» **Stored data entries**:
*** Begin section ***
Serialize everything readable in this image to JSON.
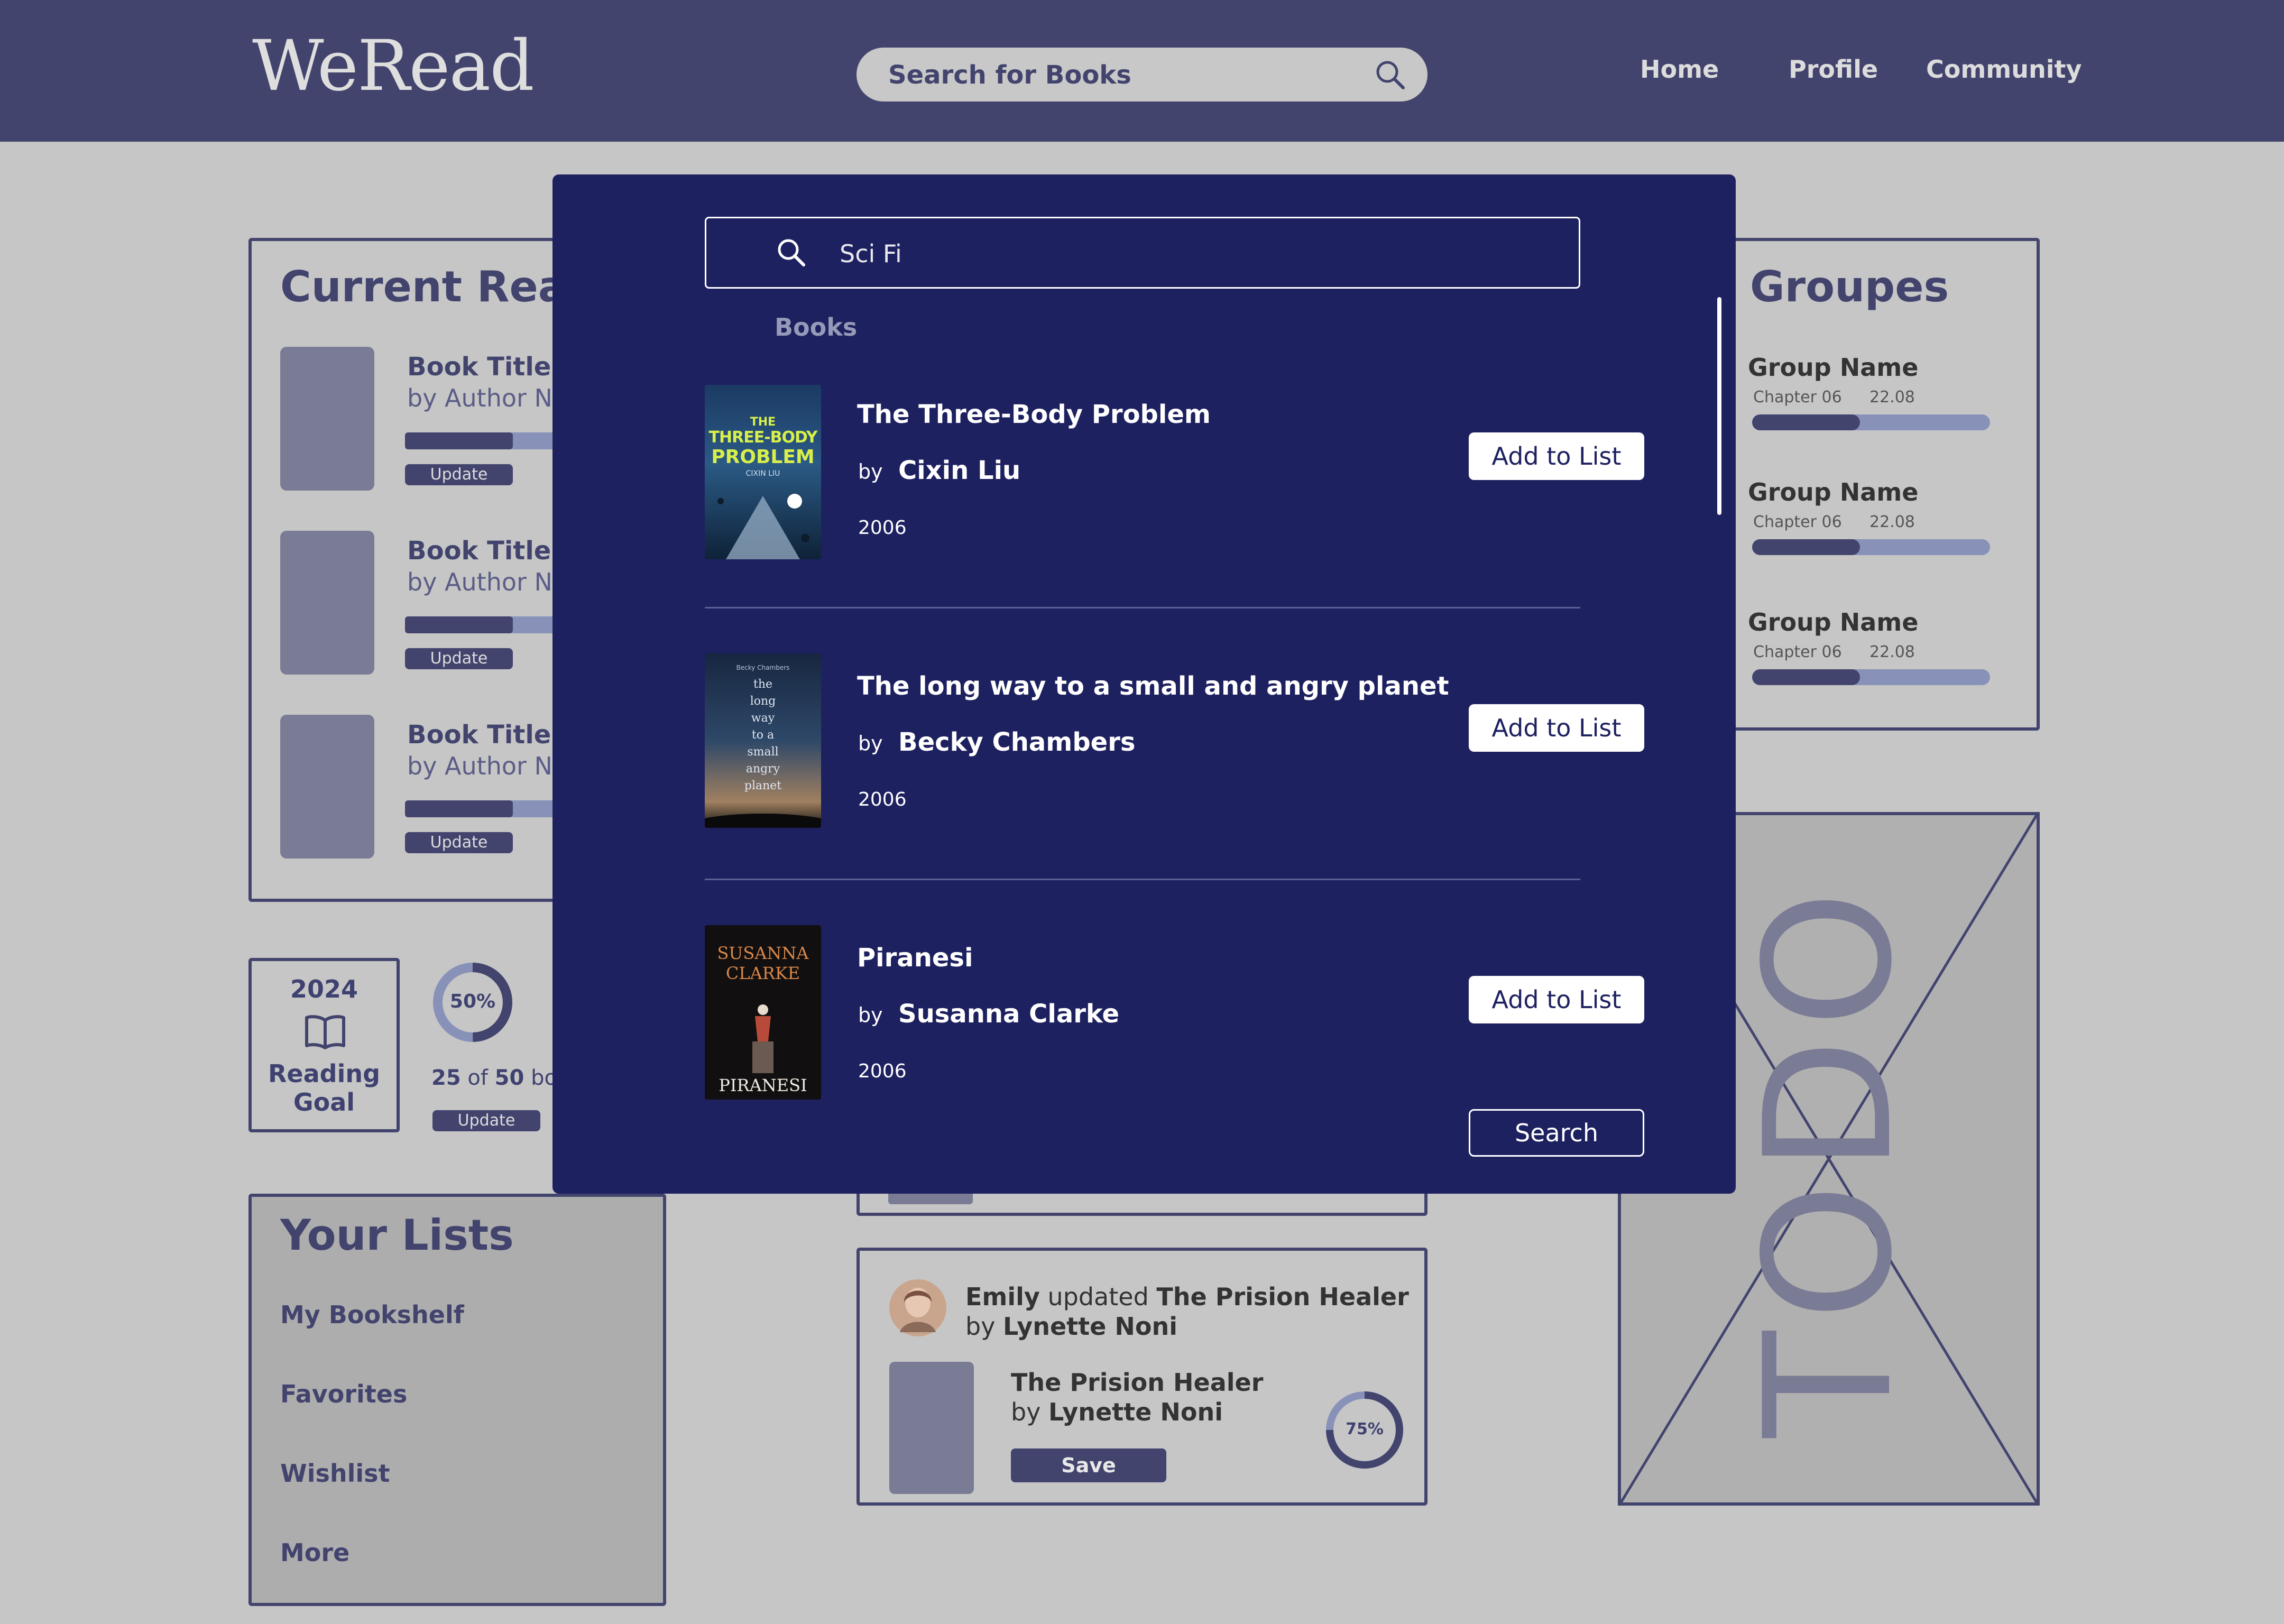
{
  "header": {
    "logo": "WeRead",
    "search_placeholder": "Search for Books",
    "nav": [
      "Home",
      "Profile",
      "Community"
    ]
  },
  "current_reading": {
    "title": "Current Read",
    "books": [
      {
        "title": "Book Title",
        "author": "by Author N",
        "button": "Update"
      },
      {
        "title": "Book Title",
        "author": "by Author N",
        "button": "Update"
      },
      {
        "title": "Book Title",
        "author": "by Author N",
        "button": "Update"
      }
    ]
  },
  "groups": {
    "title": "Groupes",
    "items": [
      {
        "name": "Group Name",
        "chapter": "Chapter 06",
        "date": "22.08"
      },
      {
        "name": "Group Name",
        "chapter": "Chapter 06",
        "date": "22.08"
      },
      {
        "name": "Group Name",
        "chapter": "Chapter 06",
        "date": "22.08"
      }
    ]
  },
  "reading_goal": {
    "year": "2024",
    "label_line1": "Reading",
    "label_line2": "Goal",
    "percent": "50%",
    "done": "25",
    "of": "of",
    "total": "50",
    "suffix": "bo",
    "button": "Update"
  },
  "lists": {
    "title": "Your Lists",
    "items": [
      "My Bookshelf",
      "Favorites",
      "Wishlist",
      "More"
    ]
  },
  "feed": {
    "user": "Emily",
    "verb": "updated",
    "book": "The Prision Healer",
    "by": "by",
    "author": "Lynette Noni",
    "card_title": "The Prision Healer",
    "card_by": "by",
    "card_author": "Lynette Noni",
    "save": "Save",
    "progress": "75%"
  },
  "todo": {
    "label": "TODO"
  },
  "modal": {
    "search_value": "Sci Fi",
    "section": "Books",
    "by": "by",
    "add_label": "Add to List",
    "search_button": "Search",
    "results": [
      {
        "title": "The Three-Body Problem",
        "author": "Cixin Liu",
        "year": "2006",
        "cover_lines": [
          "THE",
          "THREE-BODY",
          "PROBLEM",
          "CIXIN LIU"
        ]
      },
      {
        "title": "The long way to a small and angry planet",
        "author": "Becky Chambers",
        "year": "2006",
        "cover_lines": [
          "Becky Chambers",
          "the",
          "long",
          "way",
          "to a",
          "small",
          "angry",
          "planet"
        ]
      },
      {
        "title": "Piranesi",
        "author": "Susanna Clarke",
        "year": "2006",
        "cover_lines": [
          "SUSANNA",
          "CLARKE",
          "PIRANESI"
        ]
      }
    ]
  },
  "colors": {
    "header_bg": "#42446e",
    "page_bg": "#c6c6c6",
    "modal_bg": "#1e2160",
    "accent": "#8892b9"
  }
}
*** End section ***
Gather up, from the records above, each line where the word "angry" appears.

        "title": "The long way to a small and angry planet",
          "angry",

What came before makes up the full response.